JavaScript is by nature only acurate to 1 millisecond, and some browsers are acurate to only 15 milliseconds in practice. Benchmark.js uses higher resolution timers where available. For browsers it utilizes a Java Applet to access a high-precision timer. When Chrome or NodeJS are run with a --enable-benchmarking flag, it makes use of a native microsecond timer.

Benchmark.js takes benchmarking to the next level by using statistical analysis. For example, long-running tests run for more time than short-running tests and the statistical significance displays right next to the result. John-David Dalton criticizes Sunspider and other benchmark engines for lack of attention to solid statistics principles.

Let me illustrate. If your jsPerf.com results show script A is 500 Operations Per Second ±8%, and script B is 540 Operations Per Second ±8% you can tell that the speeds are about the same. But given the same number of Operations Per Second and a margin of error of under 1%, you can tell that script B is a bit faster.

Performance data really becomes powerful when tests are run across many browsers. Just make a jsPerf.com entry, copy the short link, and share it via email or Twitter to get some friends to test with their browsers. jsPerf.com will track and report the progress of all tested browsers.


So the news with jsPerf.com is that results are now displayed in graphical form using the Google Visualization Library. Particularly helpful is the column-style bar graphs that show one set of bars per browser. Click on the screenshot at right for a live example.

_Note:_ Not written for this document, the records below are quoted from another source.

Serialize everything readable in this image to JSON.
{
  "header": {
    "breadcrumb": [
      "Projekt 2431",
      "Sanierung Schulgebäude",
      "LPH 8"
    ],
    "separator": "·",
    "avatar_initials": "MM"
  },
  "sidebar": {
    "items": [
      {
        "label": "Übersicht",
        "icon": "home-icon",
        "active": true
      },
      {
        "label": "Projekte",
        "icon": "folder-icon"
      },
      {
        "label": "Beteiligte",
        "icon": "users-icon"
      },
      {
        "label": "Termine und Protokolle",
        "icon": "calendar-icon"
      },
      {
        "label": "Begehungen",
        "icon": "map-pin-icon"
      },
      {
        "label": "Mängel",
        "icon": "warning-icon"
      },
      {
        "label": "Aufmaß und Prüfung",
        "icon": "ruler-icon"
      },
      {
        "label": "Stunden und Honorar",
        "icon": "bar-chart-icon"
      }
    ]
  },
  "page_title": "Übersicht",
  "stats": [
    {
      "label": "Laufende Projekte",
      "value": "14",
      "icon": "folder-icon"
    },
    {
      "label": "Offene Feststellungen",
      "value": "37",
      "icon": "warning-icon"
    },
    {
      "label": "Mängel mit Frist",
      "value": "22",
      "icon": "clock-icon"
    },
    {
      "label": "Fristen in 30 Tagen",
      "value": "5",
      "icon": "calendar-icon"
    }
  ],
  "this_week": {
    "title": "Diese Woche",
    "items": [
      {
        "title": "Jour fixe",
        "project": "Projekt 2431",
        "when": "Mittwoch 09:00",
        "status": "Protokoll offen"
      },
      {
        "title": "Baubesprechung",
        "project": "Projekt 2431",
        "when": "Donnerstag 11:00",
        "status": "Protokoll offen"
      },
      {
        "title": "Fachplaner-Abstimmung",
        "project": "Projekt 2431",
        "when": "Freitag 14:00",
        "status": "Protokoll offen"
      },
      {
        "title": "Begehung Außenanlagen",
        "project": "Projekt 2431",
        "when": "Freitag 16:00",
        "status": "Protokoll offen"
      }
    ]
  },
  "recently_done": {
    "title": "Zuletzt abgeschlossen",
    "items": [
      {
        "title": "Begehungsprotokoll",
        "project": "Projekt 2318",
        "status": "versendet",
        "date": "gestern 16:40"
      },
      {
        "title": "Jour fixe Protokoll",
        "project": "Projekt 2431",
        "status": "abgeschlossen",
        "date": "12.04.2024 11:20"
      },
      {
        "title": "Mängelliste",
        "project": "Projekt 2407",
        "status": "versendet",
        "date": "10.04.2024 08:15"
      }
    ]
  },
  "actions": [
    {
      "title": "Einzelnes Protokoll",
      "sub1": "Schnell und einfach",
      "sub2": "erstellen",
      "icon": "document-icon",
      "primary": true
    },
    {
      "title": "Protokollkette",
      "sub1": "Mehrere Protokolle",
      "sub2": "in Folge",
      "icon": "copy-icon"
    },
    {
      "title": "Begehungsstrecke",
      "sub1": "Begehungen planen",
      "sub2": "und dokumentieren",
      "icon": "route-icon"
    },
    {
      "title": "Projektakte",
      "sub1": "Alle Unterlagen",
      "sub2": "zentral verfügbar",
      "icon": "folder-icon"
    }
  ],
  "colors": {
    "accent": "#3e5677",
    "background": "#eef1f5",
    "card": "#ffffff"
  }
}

For more information, read John-David Dalton’s write-up on benchmarking or listen to his JSConf2011 presentation.